▶ Problem description: In the data below, which lines contain "screws"? List them by copying each one.

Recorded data
● ● ●
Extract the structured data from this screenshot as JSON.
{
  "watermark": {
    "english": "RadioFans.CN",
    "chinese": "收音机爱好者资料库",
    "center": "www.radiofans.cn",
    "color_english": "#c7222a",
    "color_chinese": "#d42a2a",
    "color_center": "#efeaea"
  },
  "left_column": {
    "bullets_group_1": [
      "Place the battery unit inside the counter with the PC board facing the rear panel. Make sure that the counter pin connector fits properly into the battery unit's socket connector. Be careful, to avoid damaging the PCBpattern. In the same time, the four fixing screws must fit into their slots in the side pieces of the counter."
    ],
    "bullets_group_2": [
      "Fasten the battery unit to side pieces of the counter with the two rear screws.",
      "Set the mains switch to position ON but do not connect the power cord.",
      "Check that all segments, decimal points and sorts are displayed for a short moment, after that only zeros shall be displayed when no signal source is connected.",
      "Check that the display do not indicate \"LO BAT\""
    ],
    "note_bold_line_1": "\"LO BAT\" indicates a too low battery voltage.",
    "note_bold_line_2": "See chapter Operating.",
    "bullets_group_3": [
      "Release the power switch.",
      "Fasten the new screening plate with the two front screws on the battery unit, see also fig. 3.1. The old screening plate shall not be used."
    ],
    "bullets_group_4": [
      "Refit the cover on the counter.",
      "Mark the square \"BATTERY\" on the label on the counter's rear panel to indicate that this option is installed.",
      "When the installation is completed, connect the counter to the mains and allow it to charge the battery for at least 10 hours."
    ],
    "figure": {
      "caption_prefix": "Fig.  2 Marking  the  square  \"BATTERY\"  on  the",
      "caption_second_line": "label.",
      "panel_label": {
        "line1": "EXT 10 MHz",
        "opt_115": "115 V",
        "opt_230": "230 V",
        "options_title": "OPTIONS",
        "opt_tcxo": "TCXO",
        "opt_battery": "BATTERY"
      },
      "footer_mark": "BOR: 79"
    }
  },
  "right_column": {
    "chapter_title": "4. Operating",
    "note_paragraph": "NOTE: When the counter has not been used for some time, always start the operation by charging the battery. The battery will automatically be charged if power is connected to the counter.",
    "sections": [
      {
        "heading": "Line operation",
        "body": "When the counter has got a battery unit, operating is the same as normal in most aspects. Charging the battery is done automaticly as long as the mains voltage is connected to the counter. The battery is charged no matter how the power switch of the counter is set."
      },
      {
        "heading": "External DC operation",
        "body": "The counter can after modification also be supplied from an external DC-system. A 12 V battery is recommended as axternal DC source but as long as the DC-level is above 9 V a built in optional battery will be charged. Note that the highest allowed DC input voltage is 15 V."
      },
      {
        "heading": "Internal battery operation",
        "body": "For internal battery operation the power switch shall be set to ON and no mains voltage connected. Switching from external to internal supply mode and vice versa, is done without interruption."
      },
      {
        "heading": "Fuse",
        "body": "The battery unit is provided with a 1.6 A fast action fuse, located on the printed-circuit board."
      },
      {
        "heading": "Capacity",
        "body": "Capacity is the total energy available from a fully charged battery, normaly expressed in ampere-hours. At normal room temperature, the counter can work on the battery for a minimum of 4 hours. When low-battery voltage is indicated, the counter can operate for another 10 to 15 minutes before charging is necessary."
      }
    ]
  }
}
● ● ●
▶ Solution for this problem:
      "Place the battery unit inside the counter with the PC board facing the rear panel. Make sure that the counter pin connector fits properly into the battery unit's socket connector. Be careful, to avoid damaging the PCBpattern. In the same time, the four fixing screws must fit into their slots in the side pieces of the counter."
      "Fasten the battery unit to side pieces of the counter with the two rear screws.",
      "Fasten the new screening plate with the two front screws on the battery unit, see also fig. 3.1. The old screening plate shall not be used."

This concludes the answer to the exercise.